“Though advocating for tenant rights seems noble and the right thing to do, the resulting consequences could have a devastating impact on this vulnerable population,” Shen said. “Our research indicates that if landlords aren’t allowed to evict, rent will likely increase to compensate for their losses. The housing supply would diminish, though the demand would still exist. These landlords may choose alternative investments if owning property is no longer feasible. A reduced housing supply would mean less competition, which would drive up the cost of rent for everyone.

Coulson, N. Edward and Le, Thao and Shen, Lily, Tenant Rights, Eviction, and Rent Affordability (July 4, 2020). Available at SSRN: https://ssrn.com/abstract=3641859 or http://dx.doi.org/10.2139/ssrn.3641859
Aug 15

HT: Joe Murray

https://www.governing.com/next/Legislative-Watch-Addressing-Americas-Eviction-Crisis.html

It’s an extraordinary dilemma, in which public health risks weigh so heavily that government is compelled to require forbearance from landlords and mortgage holders. While contagion may be held at bay, property owners are not the only ones who will suffer. Property tax revenue will be affected, and those who provide water and sewer service, gas and electricity will also feel the strain. 
 

Aug 10

https://www.pbs.org/newshour/show/could-federal-investment-prevent-an-eviction-crisis

DESMOND: In June, cities like Cleveland and Milwaukee saw evictions spike 30 to 40 percent above normal level when moratoriums expired.

[Ignores a greater than 30% overall decrease in 2020 evictions Year to date through June 30th. – Tim]

DESMOND: And it also doesn’t solve the landlord’s financial problems. You know, eviction right now, though, is kind of the only tool we’ve given to landlords, right? We haven’t seen a serious investment in housing from the federal government.

[Agreed – Tim]

DESMOND: And so when you’re a landlord and you’re in a pinch, you kind of reach for that pink slip.

[No landlord wants or wins when there is an eviction, rather they generally never recover the money lost. An eviction is either failure to screen or the tenant met with circumstances afterward. – Tim]

DESMOND: You know, we need a national moratorium on evictions. We need to say, look, in this pandemic, the home is medicine. The home is safety. And we have to protect that. Americans deserve that level of protection. Property owners need to pay their bills, too. And so we don’t just need moratoriums. We also need rent relief.

[There is no need for a moratorium if proper need-based rent subsidies are in place. Agreed that property owners need to pay their bills. The outcome if they can’t is chronicled at https://bit.ly/MoratoriumImpact – Tim]

DESMOND: We need a serious investment from the federal government with the recognition that everyone needs a stable, affordable place to live in normal times and especially during this pandemic.
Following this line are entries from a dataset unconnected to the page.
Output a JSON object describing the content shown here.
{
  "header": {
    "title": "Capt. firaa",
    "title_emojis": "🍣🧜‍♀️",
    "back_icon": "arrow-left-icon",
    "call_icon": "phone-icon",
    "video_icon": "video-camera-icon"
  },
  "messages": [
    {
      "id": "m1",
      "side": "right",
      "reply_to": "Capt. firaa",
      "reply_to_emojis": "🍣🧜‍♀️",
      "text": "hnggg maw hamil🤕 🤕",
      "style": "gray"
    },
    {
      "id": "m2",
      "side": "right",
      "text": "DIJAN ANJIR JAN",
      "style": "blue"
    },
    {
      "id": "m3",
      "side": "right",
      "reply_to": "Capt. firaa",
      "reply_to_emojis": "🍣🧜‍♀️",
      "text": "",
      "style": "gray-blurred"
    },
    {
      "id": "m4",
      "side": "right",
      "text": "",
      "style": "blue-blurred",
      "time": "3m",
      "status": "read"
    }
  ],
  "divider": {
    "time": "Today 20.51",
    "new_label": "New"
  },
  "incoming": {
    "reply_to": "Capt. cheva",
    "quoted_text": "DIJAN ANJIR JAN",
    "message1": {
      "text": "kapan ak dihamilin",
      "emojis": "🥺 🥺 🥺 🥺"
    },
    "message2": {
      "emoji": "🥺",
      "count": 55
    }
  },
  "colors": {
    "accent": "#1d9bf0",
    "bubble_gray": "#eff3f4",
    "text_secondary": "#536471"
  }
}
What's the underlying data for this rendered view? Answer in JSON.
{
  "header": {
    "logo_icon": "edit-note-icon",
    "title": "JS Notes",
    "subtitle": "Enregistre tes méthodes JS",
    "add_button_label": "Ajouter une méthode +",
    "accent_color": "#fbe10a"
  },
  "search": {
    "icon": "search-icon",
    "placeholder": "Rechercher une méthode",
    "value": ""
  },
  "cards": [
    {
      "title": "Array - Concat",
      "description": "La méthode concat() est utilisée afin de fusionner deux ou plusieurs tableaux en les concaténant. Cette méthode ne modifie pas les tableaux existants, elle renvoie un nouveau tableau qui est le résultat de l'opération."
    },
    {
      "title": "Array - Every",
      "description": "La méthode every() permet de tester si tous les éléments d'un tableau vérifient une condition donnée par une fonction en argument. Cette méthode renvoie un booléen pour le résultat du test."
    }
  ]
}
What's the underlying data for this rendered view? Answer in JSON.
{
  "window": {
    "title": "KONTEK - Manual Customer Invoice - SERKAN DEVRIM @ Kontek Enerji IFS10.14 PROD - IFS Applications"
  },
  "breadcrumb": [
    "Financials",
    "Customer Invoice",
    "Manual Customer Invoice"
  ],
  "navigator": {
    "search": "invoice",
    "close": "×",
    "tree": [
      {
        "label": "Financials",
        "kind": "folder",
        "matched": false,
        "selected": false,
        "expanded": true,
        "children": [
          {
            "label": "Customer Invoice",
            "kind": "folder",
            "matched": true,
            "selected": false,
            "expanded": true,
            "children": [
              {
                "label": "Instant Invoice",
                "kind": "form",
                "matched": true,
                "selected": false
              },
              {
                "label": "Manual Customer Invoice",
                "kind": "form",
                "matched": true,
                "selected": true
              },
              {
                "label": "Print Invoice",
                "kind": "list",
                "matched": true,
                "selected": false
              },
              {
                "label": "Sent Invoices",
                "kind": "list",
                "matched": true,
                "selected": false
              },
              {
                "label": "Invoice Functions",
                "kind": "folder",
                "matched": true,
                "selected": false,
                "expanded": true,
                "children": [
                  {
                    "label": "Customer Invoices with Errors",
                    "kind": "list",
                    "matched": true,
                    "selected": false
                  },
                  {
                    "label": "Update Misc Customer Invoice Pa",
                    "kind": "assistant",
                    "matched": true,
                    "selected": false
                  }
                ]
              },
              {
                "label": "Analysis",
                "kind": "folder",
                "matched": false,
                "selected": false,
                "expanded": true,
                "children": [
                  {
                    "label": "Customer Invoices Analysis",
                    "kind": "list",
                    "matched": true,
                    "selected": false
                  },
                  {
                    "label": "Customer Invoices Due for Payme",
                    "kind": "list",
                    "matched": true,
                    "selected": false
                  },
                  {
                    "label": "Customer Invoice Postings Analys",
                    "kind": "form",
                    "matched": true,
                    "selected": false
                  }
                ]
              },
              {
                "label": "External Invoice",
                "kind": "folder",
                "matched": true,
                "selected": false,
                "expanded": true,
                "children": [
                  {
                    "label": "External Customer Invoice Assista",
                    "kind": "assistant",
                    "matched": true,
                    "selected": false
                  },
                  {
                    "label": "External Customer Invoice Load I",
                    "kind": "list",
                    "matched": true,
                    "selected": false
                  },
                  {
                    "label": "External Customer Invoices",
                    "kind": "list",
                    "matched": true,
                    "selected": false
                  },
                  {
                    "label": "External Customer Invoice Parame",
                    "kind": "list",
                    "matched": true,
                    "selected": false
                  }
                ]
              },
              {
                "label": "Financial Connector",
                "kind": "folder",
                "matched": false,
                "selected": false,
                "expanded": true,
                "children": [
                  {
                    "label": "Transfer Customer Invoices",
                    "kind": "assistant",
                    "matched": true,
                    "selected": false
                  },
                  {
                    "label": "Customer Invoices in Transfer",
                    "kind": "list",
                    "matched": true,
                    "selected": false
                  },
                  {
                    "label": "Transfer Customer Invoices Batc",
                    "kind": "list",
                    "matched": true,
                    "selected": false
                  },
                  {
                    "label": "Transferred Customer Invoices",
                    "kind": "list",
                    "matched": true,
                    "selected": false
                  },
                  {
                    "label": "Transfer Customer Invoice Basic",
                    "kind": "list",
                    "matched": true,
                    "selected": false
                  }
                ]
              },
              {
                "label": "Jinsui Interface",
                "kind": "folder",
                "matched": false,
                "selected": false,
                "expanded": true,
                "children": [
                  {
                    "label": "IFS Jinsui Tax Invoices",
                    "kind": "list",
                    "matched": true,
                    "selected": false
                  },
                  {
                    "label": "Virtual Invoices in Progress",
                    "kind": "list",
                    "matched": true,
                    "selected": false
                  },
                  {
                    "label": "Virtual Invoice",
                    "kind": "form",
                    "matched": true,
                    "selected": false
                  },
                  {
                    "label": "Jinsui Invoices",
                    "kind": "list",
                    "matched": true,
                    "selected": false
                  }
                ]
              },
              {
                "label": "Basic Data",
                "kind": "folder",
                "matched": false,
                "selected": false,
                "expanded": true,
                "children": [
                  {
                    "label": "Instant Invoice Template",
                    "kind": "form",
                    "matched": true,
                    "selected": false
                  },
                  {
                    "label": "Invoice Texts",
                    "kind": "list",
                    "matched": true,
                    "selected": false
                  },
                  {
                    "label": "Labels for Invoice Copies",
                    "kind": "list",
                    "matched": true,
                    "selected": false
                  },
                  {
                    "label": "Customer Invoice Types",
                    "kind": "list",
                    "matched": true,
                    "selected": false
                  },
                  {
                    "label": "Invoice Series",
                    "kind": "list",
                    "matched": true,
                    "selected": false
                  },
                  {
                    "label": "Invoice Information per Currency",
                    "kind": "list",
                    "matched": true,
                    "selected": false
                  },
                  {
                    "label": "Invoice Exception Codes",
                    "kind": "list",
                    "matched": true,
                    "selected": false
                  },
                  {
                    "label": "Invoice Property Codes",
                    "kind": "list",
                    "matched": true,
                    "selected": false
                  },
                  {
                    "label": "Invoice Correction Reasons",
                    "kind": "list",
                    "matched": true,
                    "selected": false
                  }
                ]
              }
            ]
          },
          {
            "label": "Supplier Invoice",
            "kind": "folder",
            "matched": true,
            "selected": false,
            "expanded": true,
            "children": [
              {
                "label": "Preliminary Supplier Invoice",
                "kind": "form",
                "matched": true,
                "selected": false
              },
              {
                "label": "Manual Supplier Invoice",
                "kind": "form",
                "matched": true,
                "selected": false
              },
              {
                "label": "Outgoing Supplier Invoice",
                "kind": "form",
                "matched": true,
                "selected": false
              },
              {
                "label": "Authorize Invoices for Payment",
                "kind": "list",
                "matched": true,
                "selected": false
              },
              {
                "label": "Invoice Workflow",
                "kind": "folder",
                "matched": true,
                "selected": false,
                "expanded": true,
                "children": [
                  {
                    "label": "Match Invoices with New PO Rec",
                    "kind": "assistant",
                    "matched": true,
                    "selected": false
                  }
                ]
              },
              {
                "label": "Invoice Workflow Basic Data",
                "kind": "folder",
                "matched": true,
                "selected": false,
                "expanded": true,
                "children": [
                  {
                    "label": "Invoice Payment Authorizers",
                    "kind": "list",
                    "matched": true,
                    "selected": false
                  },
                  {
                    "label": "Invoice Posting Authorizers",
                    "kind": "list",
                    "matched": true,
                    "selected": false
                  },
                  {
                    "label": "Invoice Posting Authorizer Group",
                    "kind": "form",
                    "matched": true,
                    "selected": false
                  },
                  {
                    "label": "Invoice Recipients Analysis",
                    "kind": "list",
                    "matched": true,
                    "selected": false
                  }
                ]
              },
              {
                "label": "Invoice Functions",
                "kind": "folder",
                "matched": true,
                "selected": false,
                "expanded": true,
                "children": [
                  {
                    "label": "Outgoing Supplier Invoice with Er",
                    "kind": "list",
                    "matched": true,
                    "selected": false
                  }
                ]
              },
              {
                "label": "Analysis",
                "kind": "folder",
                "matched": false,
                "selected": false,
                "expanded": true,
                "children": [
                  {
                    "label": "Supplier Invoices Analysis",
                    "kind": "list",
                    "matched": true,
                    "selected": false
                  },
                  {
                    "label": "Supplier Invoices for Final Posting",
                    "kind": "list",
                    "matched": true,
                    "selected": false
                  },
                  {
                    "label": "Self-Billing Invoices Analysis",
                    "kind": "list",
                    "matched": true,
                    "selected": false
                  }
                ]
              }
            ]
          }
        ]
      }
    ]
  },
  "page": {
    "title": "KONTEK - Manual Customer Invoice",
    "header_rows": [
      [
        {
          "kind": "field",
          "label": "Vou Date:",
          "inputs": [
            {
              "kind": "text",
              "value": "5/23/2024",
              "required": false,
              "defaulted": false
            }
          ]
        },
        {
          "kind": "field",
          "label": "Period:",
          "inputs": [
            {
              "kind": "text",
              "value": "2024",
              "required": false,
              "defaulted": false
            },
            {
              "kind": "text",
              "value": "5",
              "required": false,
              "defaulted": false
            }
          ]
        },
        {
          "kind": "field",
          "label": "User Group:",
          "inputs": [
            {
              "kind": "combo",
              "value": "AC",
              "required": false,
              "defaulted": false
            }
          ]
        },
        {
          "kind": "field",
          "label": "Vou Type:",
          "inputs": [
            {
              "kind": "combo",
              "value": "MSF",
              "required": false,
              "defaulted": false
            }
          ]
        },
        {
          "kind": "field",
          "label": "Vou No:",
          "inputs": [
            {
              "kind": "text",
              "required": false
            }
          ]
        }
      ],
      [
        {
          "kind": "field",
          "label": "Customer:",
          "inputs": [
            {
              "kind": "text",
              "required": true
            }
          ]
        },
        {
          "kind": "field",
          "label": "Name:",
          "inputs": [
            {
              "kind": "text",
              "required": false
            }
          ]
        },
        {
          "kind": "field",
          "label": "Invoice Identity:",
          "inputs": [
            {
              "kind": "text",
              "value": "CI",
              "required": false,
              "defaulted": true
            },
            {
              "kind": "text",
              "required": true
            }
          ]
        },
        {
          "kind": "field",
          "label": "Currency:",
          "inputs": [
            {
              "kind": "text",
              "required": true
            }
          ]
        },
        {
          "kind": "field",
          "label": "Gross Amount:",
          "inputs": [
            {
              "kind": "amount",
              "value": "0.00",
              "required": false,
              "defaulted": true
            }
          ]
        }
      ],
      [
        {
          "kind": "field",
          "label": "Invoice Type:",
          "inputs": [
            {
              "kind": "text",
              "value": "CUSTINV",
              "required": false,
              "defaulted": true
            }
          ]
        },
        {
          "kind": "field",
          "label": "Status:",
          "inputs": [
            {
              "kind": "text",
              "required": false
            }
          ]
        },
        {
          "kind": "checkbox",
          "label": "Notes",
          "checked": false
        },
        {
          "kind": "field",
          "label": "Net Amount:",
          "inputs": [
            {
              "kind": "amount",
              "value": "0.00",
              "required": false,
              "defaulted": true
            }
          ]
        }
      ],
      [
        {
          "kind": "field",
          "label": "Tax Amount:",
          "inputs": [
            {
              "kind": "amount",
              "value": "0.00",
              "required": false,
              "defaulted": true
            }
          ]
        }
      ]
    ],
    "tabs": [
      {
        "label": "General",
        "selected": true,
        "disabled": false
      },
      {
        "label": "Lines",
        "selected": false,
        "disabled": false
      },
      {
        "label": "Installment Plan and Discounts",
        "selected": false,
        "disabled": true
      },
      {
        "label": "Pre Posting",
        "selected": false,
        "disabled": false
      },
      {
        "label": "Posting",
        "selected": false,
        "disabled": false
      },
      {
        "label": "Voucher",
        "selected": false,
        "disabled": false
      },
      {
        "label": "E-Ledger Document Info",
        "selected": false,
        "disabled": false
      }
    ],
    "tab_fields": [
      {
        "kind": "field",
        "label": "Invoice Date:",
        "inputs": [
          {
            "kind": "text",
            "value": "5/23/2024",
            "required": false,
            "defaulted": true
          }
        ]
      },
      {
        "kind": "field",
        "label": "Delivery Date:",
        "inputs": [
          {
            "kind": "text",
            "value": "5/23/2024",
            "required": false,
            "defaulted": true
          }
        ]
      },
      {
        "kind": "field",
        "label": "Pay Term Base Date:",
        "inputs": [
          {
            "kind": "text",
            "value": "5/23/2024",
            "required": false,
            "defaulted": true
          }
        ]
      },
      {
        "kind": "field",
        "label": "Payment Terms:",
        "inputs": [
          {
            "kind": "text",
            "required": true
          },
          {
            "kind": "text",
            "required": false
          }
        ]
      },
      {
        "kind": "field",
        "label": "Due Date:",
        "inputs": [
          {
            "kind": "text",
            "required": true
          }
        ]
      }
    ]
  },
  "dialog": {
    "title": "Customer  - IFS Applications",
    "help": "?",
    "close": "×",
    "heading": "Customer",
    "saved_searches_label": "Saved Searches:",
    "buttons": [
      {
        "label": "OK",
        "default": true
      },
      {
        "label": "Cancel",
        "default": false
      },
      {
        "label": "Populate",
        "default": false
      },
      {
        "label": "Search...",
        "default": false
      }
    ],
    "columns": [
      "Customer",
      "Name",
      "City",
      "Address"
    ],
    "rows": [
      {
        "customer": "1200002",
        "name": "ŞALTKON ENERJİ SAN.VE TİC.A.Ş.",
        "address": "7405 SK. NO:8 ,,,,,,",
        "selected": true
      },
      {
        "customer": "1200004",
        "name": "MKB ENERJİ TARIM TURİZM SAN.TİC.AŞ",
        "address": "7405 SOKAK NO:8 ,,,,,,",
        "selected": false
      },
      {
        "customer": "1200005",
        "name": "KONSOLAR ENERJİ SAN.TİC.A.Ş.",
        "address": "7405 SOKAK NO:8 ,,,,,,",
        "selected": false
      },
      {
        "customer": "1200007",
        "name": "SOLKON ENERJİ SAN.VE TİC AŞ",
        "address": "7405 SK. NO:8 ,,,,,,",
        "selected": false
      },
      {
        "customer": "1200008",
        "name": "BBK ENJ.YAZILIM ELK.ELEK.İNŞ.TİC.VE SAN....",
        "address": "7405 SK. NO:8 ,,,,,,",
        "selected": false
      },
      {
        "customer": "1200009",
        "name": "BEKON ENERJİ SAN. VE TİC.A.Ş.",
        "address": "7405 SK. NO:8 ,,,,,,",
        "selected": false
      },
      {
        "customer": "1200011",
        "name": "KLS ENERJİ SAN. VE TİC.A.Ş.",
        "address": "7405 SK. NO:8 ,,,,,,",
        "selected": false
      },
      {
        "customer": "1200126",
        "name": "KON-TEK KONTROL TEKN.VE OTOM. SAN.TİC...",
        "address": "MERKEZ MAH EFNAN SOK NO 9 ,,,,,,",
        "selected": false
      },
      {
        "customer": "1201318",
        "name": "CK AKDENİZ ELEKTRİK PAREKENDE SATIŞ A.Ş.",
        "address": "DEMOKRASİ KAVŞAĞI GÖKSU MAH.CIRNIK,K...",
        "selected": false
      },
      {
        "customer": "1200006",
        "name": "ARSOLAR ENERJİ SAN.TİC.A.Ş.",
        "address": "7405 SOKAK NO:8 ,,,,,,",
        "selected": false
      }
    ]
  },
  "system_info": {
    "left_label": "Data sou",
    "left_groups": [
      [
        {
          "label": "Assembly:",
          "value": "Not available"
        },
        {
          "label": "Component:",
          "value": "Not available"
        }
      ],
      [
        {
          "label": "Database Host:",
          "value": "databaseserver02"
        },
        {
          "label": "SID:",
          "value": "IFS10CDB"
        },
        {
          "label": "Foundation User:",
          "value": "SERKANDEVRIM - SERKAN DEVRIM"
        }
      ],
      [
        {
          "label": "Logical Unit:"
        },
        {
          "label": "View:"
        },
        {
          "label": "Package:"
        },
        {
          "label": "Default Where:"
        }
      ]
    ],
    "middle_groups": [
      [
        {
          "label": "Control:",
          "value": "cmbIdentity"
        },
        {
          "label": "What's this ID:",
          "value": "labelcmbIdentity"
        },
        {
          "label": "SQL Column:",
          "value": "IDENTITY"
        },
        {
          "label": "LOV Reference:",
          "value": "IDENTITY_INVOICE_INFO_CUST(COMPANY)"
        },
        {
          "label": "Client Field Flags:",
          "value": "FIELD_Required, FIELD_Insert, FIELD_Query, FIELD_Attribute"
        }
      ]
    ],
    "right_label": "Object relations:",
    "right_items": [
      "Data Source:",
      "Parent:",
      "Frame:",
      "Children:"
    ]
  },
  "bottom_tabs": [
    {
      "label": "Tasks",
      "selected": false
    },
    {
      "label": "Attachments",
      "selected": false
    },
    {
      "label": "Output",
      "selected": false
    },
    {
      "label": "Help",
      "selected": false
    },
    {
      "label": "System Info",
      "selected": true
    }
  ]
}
That’s true.

[Agreed – Tim]

Aug 07

I encourage everyone to download and read the following published research paper

https://papers.ssrn.com/sol3/papers.cfm?abstract_id=3641859

“Our research shows that in order to keep rental housing affordable and sustainable for low-income families, lawmakers have to walk a fine line in determining what will benefit the tenant and what may ultimately be detrimental to them,” Shen said. “On the surface, strict landlord regulation sounds good for tenants, but our paper points out, the solution isn’t that simple. The research suggests that conventional thinking on the issue of more regulation may have the opposite effect on tenants.”

“Though advocating for tenant rights seems noble and the right thing to do, the resulting consequences could have a devastating impact on this vulnerable population,” Shen said.

“Our research indicates that if landlords aren’t allowed to evict, rent will likely increase to compensate for their losses. The housing supply would diminish, though the demand would still exist. These landlords may choose alternative investments if owning property is no longer feasible. A reduced housing supply would mean less competition, which would drive up the cost of rent for everyone.

preload preload preload